I think it was this and the paint problems i've had this week with the bulkheads that provoked a sit down-and-type-it-out moment. The automotive paint feels greasy to the touch no matter how much post curing you do so have begged my furniture paint supplier to give me a C.O.D account which means i get the paint with little to no discount. 

That said at least i know the gun settings and finish will be perfect plus I can spray the stuff blindfolded and still get a perfect job, that should be here Tuesday with a following breeze. Just what i wanted though, £200 quids worth of automotive paint languishing in the cupboard whilst i spend another £200 quid on the paint i wanted in the first place............................


Andrew Van Dyk said...

Hey Roger,

I had some epoxy not cure on me, which ended up being a really huge project and of course a setback, so I feel your pain with the paint.

Is the problem not curing as to why it feels greasy? If so, why did it not cure?
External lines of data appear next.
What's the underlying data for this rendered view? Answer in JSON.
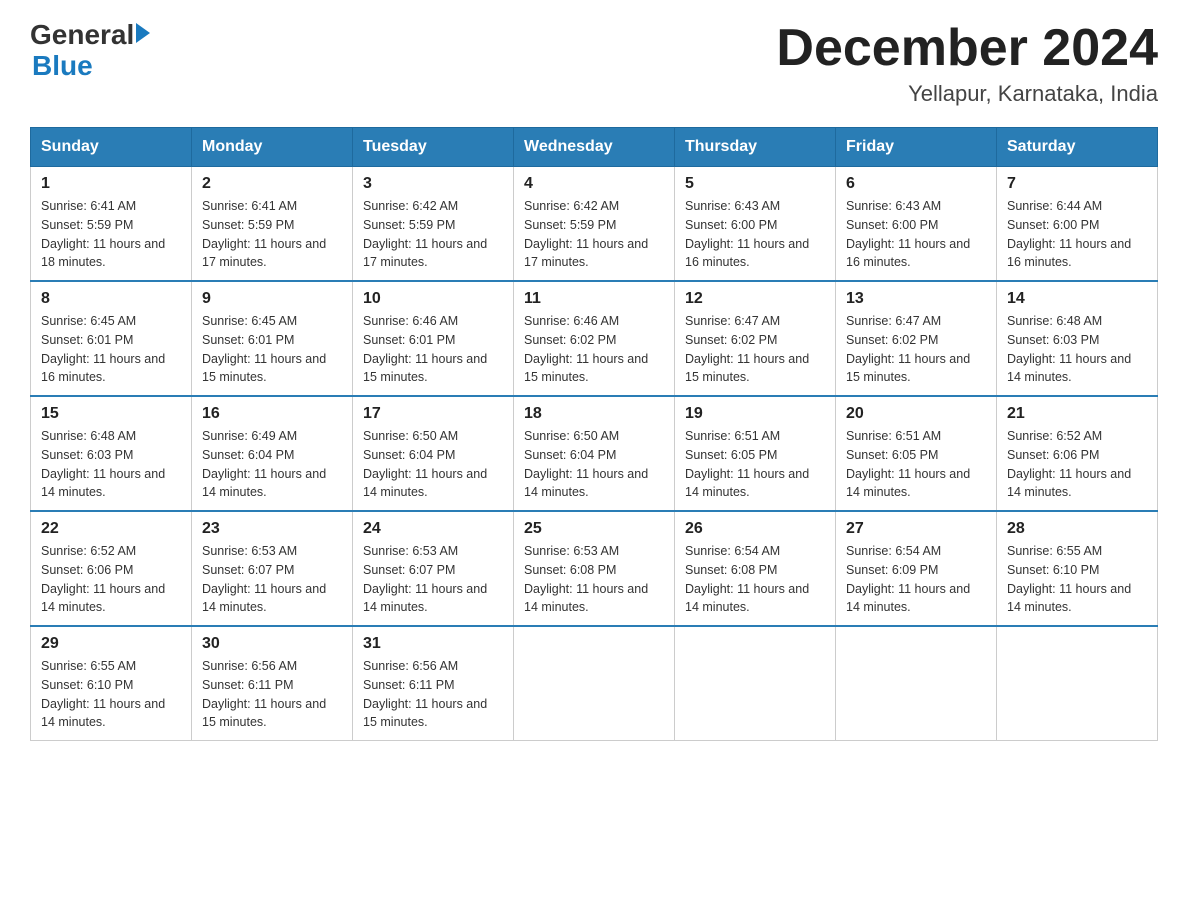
{
  "logo": {
    "text_general": "General",
    "text_blue": "Blue"
  },
  "title": "December 2024",
  "location": "Yellapur, Karnataka, India",
  "headers": [
    "Sunday",
    "Monday",
    "Tuesday",
    "Wednesday",
    "Thursday",
    "Friday",
    "Saturday"
  ],
  "weeks": [
    [
      {
        "day": "1",
        "sunrise": "6:41 AM",
        "sunset": "5:59 PM",
        "daylight": "11 hours and 18 minutes."
      },
      {
        "day": "2",
        "sunrise": "6:41 AM",
        "sunset": "5:59 PM",
        "daylight": "11 hours and 17 minutes."
      },
      {
        "day": "3",
        "sunrise": "6:42 AM",
        "sunset": "5:59 PM",
        "daylight": "11 hours and 17 minutes."
      },
      {
        "day": "4",
        "sunrise": "6:42 AM",
        "sunset": "5:59 PM",
        "daylight": "11 hours and 17 minutes."
      },
      {
        "day": "5",
        "sunrise": "6:43 AM",
        "sunset": "6:00 PM",
        "daylight": "11 hours and 16 minutes."
      },
      {
        "day": "6",
        "sunrise": "6:43 AM",
        "sunset": "6:00 PM",
        "daylight": "11 hours and 16 minutes."
      },
      {
        "day": "7",
        "sunrise": "6:44 AM",
        "sunset": "6:00 PM",
        "daylight": "11 hours and 16 minutes."
      }
    ],
    [
      {
        "day": "8",
        "sunrise": "6:45 AM",
        "sunset": "6:01 PM",
        "daylight": "11 hours and 16 minutes."
      },
      {
        "day": "9",
        "sunrise": "6:45 AM",
        "sunset": "6:01 PM",
        "daylight": "11 hours and 15 minutes."
      },
      {
        "day": "10",
        "sunrise": "6:46 AM",
        "sunset": "6:01 PM",
        "daylight": "11 hours and 15 minutes."
      },
      {
        "day": "11",
        "sunrise": "6:46 AM",
        "sunset": "6:02 PM",
        "daylight": "11 hours and 15 minutes."
      },
      {
        "day": "12",
        "sunrise": "6:47 AM",
        "sunset": "6:02 PM",
        "daylight": "11 hours and 15 minutes."
      },
      {
        "day": "13",
        "sunrise": "6:47 AM",
        "sunset": "6:02 PM",
        "daylight": "11 hours and 15 minutes."
      },
      {
        "day": "14",
        "sunrise": "6:48 AM",
        "sunset": "6:03 PM",
        "daylight": "11 hours and 14 minutes."
      }
    ],
    [
      {
        "day": "15",
        "sunrise": "6:48 AM",
        "sunset": "6:03 PM",
        "daylight": "11 hours and 14 minutes."
      },
      {
        "day": "16",
        "sunrise": "6:49 AM",
        "sunset": "6:04 PM",
        "daylight": "11 hours and 14 minutes."
      },
      {
        "day": "17",
        "sunrise": "6:50 AM",
        "sunset": "6:04 PM",
        "daylight": "11 hours and 14 minutes."
      },
      {
        "day": "18",
        "sunrise": "6:50 AM",
        "sunset": "6:04 PM",
        "daylight": "11 hours and 14 minutes."
      },
      {
        "day": "19",
        "sunrise": "6:51 AM",
        "sunset": "6:05 PM",
        "daylight": "11 hours and 14 minutes."
      },
      {
        "day": "20",
        "sunrise": "6:51 AM",
        "sunset": "6:05 PM",
        "daylight": "11 hours and 14 minutes."
      },
      {
        "day": "21",
        "sunrise": "6:52 AM",
        "sunset": "6:06 PM",
        "daylight": "11 hours and 14 minutes."
      }
    ],
    [
      {
        "day": "22",
        "sunrise": "6:52 AM",
        "sunset": "6:06 PM",
        "daylight": "11 hours and 14 minutes."
      },
      {
        "day": "23",
        "sunrise": "6:53 AM",
        "sunset": "6:07 PM",
        "daylight": "11 hours and 14 minutes."
      },
      {
        "day": "24",
        "sunrise": "6:53 AM",
        "sunset": "6:07 PM",
        "daylight": "11 hours and 14 minutes."
      },
      {
        "day": "25",
        "sunrise": "6:53 AM",
        "sunset": "6:08 PM",
        "daylight": "11 hours and 14 minutes."
      },
      {
        "day": "26",
        "sunrise": "6:54 AM",
        "sunset": "6:08 PM",
        "daylight": "11 hours and 14 minutes."
      },
      {
        "day": "27",
        "sunrise": "6:54 AM",
        "sunset": "6:09 PM",
        "daylight": "11 hours and 14 minutes."
      },
      {
        "day": "28",
        "sunrise": "6:55 AM",
        "sunset": "6:10 PM",
        "daylight": "11 hours and 14 minutes."
      }
    ],
    [
      {
        "day": "29",
        "sunrise": "6:55 AM",
        "sunset": "6:10 PM",
        "daylight": "11 hours and 14 minutes."
      },
      {
        "day": "30",
        "sunrise": "6:56 AM",
        "sunset": "6:11 PM",
        "daylight": "11 hours and 15 minutes."
      },
      {
        "day": "31",
        "sunrise": "6:56 AM",
        "sunset": "6:11 PM",
        "daylight": "11 hours and 15 minutes."
      },
      null,
      null,
      null,
      null
    ]
  ]
}
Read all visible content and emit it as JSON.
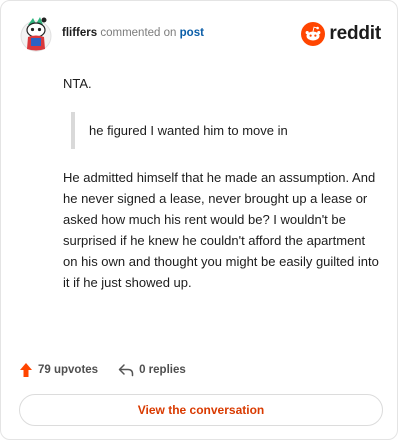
{
  "header": {
    "username": "fliffers",
    "action_text": "commented on",
    "post_link": "post",
    "brand_name": "reddit"
  },
  "comment": {
    "paragraph1": "NTA.",
    "quote": "he figured I wanted him to move in",
    "paragraph2": "He admitted himself that he made an assumption. And he never signed a lease, never brought up a lease or asked how much his rent would be? I wouldn't be surprised if he knew he couldn't afford the apartment on his own and thought you might be easily guilted into it if he just showed up."
  },
  "actions": {
    "upvotes": "79 upvotes",
    "replies": "0 replies"
  },
  "cta": {
    "label": "View the conversation"
  },
  "colors": {
    "brand_orange": "#ff4500",
    "link_blue": "#0b5ea8",
    "cta_text": "#d93a00",
    "upvote": "#ff4500"
  },
  "icons": {
    "avatar": "snoo-avatar-icon",
    "brand": "reddit-logo-icon",
    "upvote": "upvote-arrow-icon",
    "reply": "reply-arrow-icon"
  }
}
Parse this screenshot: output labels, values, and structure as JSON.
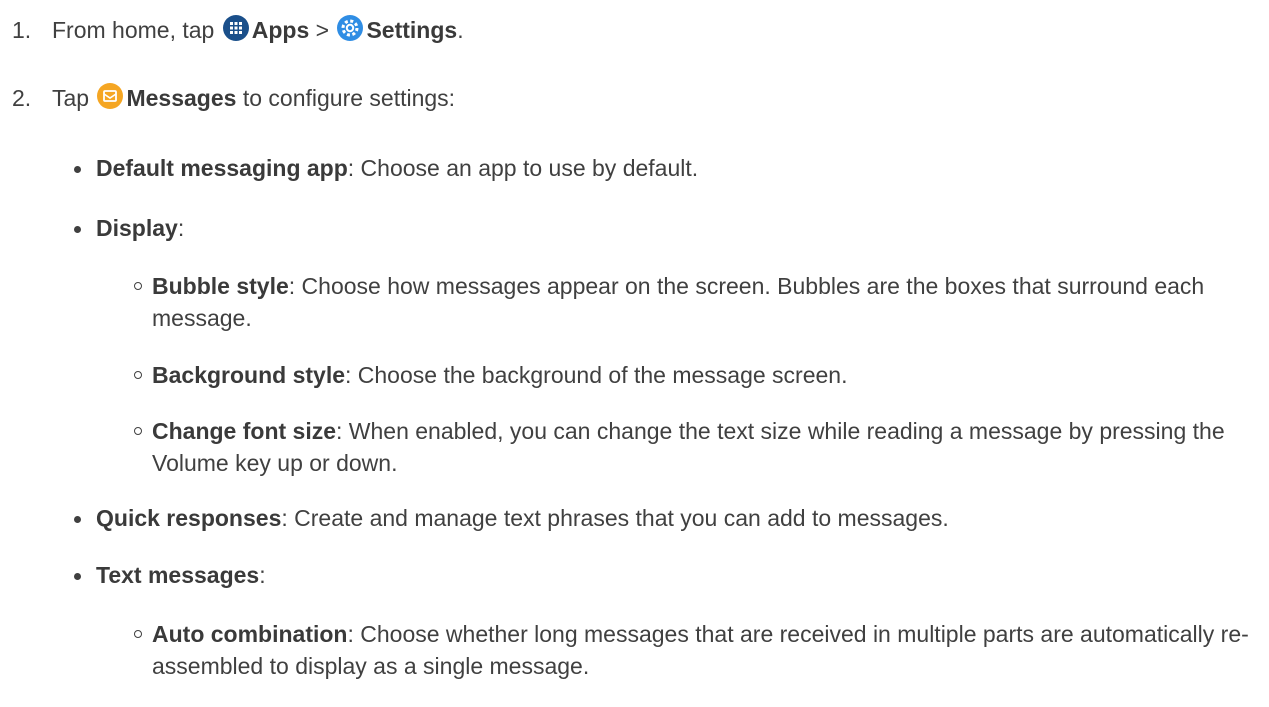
{
  "steps": [
    {
      "num": "1.",
      "pre": "From home, tap",
      "apps": "Apps",
      "sep": ">",
      "settings": "Settings",
      "end": "."
    },
    {
      "num": "2.",
      "pre": "Tap",
      "messages": "Messages",
      "post": "to configure settings:"
    }
  ],
  "items": {
    "default_app": {
      "term": "Default messaging app",
      "desc": ": Choose an app to use by default."
    },
    "display": {
      "term": "Display",
      "desc": ":"
    },
    "bubble": {
      "term": "Bubble style",
      "desc": ": Choose how messages appear on the screen. Bubbles are the boxes that surround each message."
    },
    "background": {
      "term": "Background style",
      "desc": ": Choose the background of the message screen."
    },
    "font": {
      "term": "Change font size",
      "desc": ": When enabled, you can change the text size while reading a message by pressing the Volume key up or down."
    },
    "quick": {
      "term": "Quick responses",
      "desc": ": Create and manage text phrases that you can add to messages."
    },
    "text": {
      "term": "Text messages",
      "desc": ":"
    },
    "auto": {
      "term": "Auto combination",
      "desc": ": Choose whether long messages that are received in multiple parts are automatically re-assembled to display as a single message."
    }
  },
  "icons": {
    "apps": "apps-grid-icon",
    "settings": "settings-gear-icon",
    "messages": "messages-envelope-icon"
  },
  "colors": {
    "apps_icon": "#1a4f8a",
    "settings_icon": "#2f8de4",
    "messages_icon": "#f5a623"
  }
}
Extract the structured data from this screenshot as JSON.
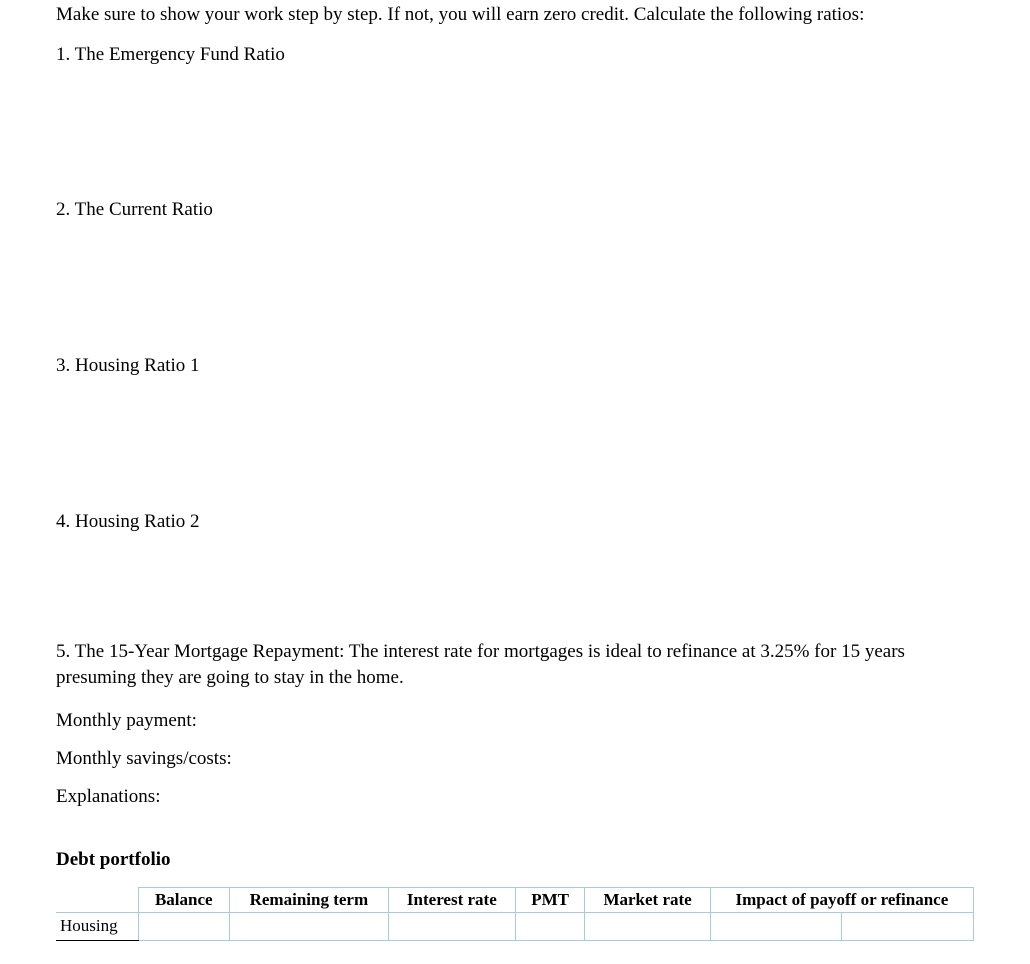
{
  "intro": "Make sure to show your work step by step. If not, you will earn zero credit. Calculate the following ratios:",
  "q1": "1. The Emergency Fund Ratio",
  "q2": "2. The Current Ratio",
  "q3": "3. Housing Ratio 1",
  "q4": "4. Housing Ratio 2",
  "q5": "5. The 15-Year Mortgage Repayment: The interest rate for mortgages is ideal to refinance at 3.25% for 15 years presuming they are going to stay in the home.",
  "q5_monthly_payment": "Monthly payment:",
  "q5_monthly_savings": "Monthly savings/costs:",
  "q5_explanations": "Explanations:",
  "debt_portfolio_heading": "Debt portfolio",
  "table": {
    "headers": [
      "Balance",
      "Remaining term",
      "Interest rate",
      "PMT",
      "Market rate",
      "Impact of payoff or refinance"
    ],
    "row_label": "Housing"
  }
}
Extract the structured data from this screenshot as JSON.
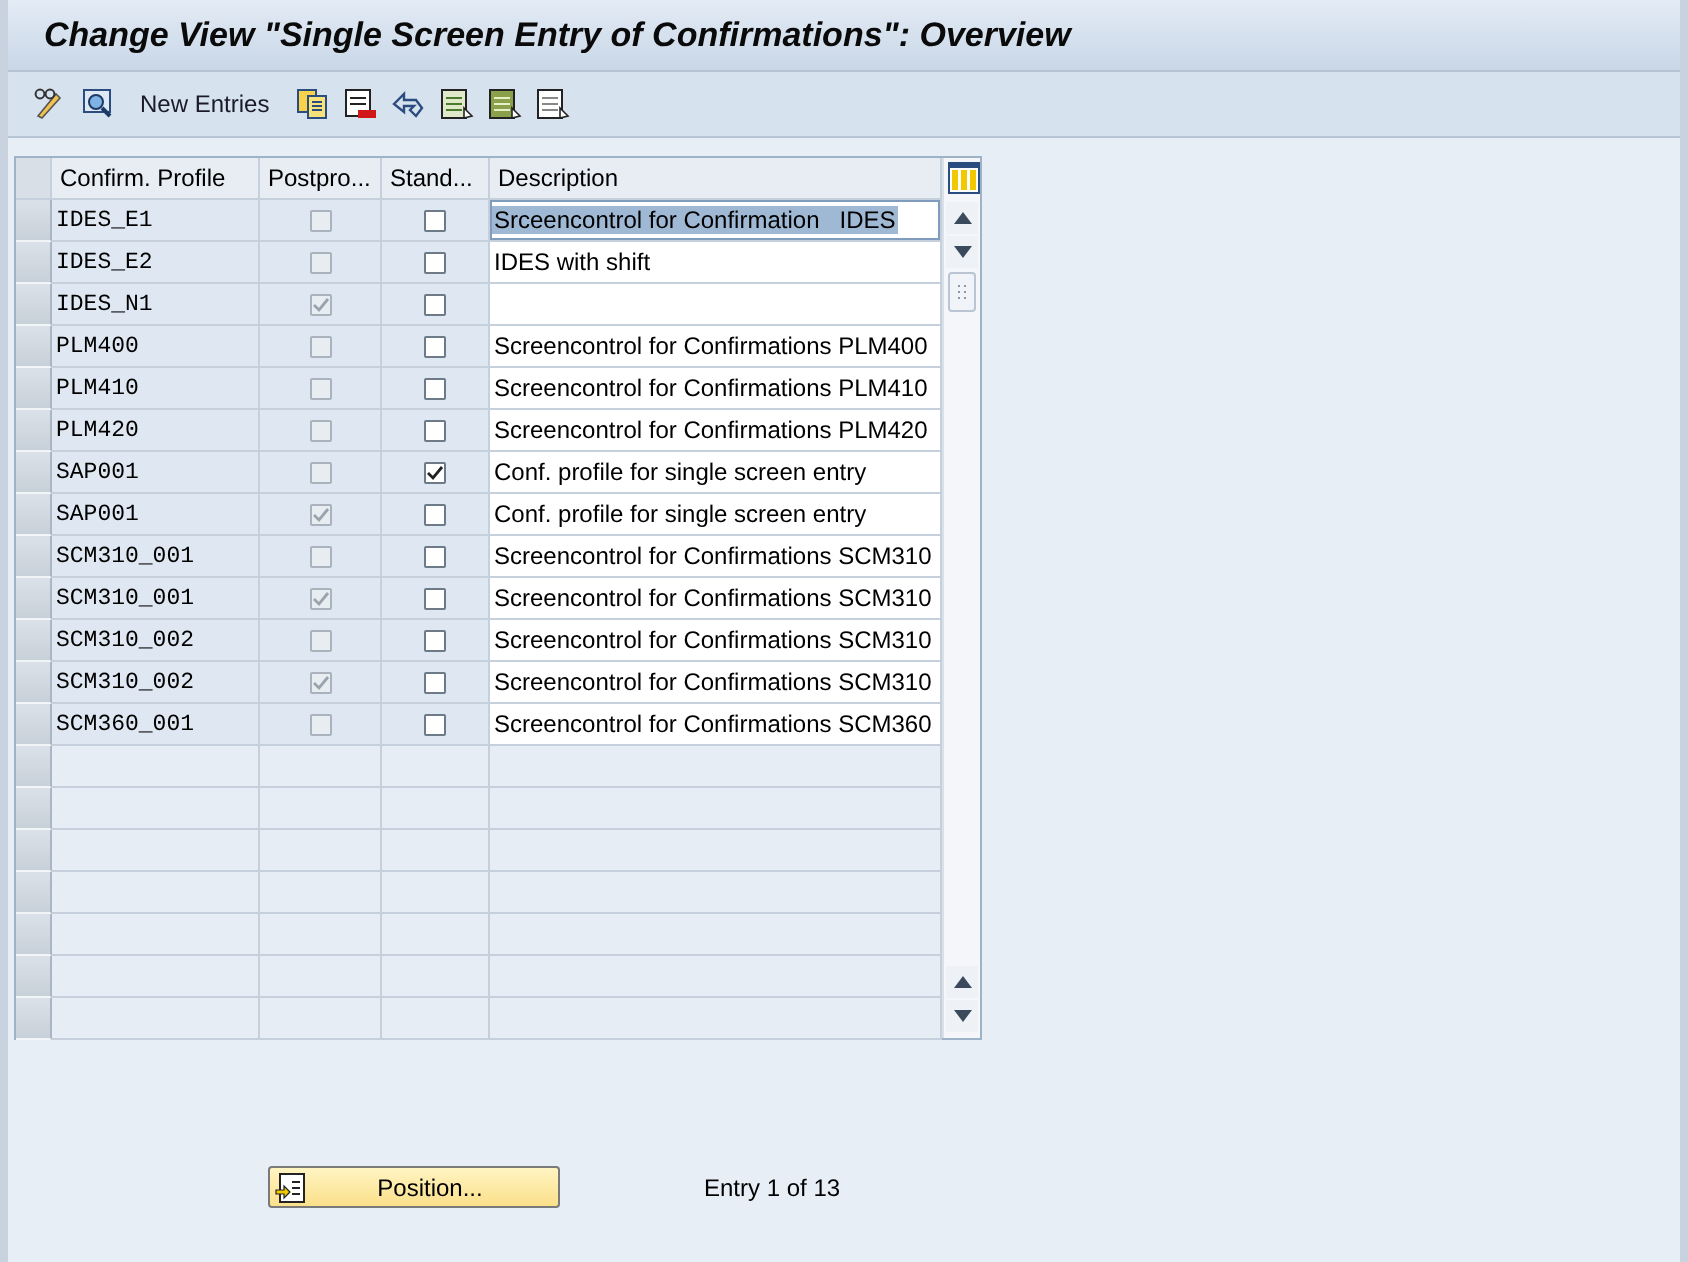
{
  "window": {
    "title": "Change View \"Single Screen Entry of Confirmations\": Overview"
  },
  "toolbar": {
    "new_entries": "New Entries"
  },
  "table": {
    "columns": [
      "Confirm. Profile",
      "Postpro...",
      "Stand...",
      "Description"
    ],
    "rows": [
      {
        "profile": "IDES_E1",
        "postprocessing": {
          "checked": false,
          "disabled": true
        },
        "standard": {
          "checked": false,
          "disabled": false
        },
        "description": "Srceencontrol for Confirmation   IDES",
        "selected": true
      },
      {
        "profile": "IDES_E2",
        "postprocessing": {
          "checked": false,
          "disabled": true
        },
        "standard": {
          "checked": false,
          "disabled": false
        },
        "description": "IDES with shift",
        "selected": false
      },
      {
        "profile": "IDES_N1",
        "postprocessing": {
          "checked": true,
          "disabled": true
        },
        "standard": {
          "checked": false,
          "disabled": false
        },
        "description": "",
        "selected": false
      },
      {
        "profile": "PLM400",
        "postprocessing": {
          "checked": false,
          "disabled": true
        },
        "standard": {
          "checked": false,
          "disabled": false
        },
        "description": "Screencontrol for Confirmations PLM400",
        "selected": false
      },
      {
        "profile": "PLM410",
        "postprocessing": {
          "checked": false,
          "disabled": true
        },
        "standard": {
          "checked": false,
          "disabled": false
        },
        "description": "Screencontrol for Confirmations PLM410",
        "selected": false
      },
      {
        "profile": "PLM420",
        "postprocessing": {
          "checked": false,
          "disabled": true
        },
        "standard": {
          "checked": false,
          "disabled": false
        },
        "description": "Screencontrol for Confirmations PLM420",
        "selected": false
      },
      {
        "profile": "SAP001",
        "postprocessing": {
          "checked": false,
          "disabled": true
        },
        "standard": {
          "checked": true,
          "disabled": false
        },
        "description": "Conf. profile for single screen entry",
        "selected": false
      },
      {
        "profile": "SAP001",
        "postprocessing": {
          "checked": true,
          "disabled": true
        },
        "standard": {
          "checked": false,
          "disabled": false
        },
        "description": "Conf. profile for single screen entry",
        "selected": false
      },
      {
        "profile": "SCM310_001",
        "postprocessing": {
          "checked": false,
          "disabled": true
        },
        "standard": {
          "checked": false,
          "disabled": false
        },
        "description": "Screencontrol for Confirmations SCM310",
        "selected": false
      },
      {
        "profile": "SCM310_001",
        "postprocessing": {
          "checked": true,
          "disabled": true
        },
        "standard": {
          "checked": false,
          "disabled": false
        },
        "description": "Screencontrol for Confirmations SCM310",
        "selected": false
      },
      {
        "profile": "SCM310_002",
        "postprocessing": {
          "checked": false,
          "disabled": true
        },
        "standard": {
          "checked": false,
          "disabled": false
        },
        "description": "Screencontrol for Confirmations SCM310",
        "selected": false
      },
      {
        "profile": "SCM310_002",
        "postprocessing": {
          "checked": true,
          "disabled": true
        },
        "standard": {
          "checked": false,
          "disabled": false
        },
        "description": "Screencontrol for Confirmations SCM310",
        "selected": false
      },
      {
        "profile": "SCM360_001",
        "postprocessing": {
          "checked": false,
          "disabled": true
        },
        "standard": {
          "checked": false,
          "disabled": false
        },
        "description": "Screencontrol for Confirmations SCM360",
        "selected": false
      }
    ]
  },
  "footer": {
    "position_button": "Position...",
    "entry_info": "Entry 1 of 13"
  }
}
I'd like to avoid any more no-cure problems so if I can learn from you, I'm open to it.

Keep at it,

roger ball said...

Sorry mate only just found your comment, Na the auto paint is weird, It cured eventually but took weeks, checked my mix ratios and don't have the problems with any other automotive lacquers, base coats etc so think it must just be this specific paint.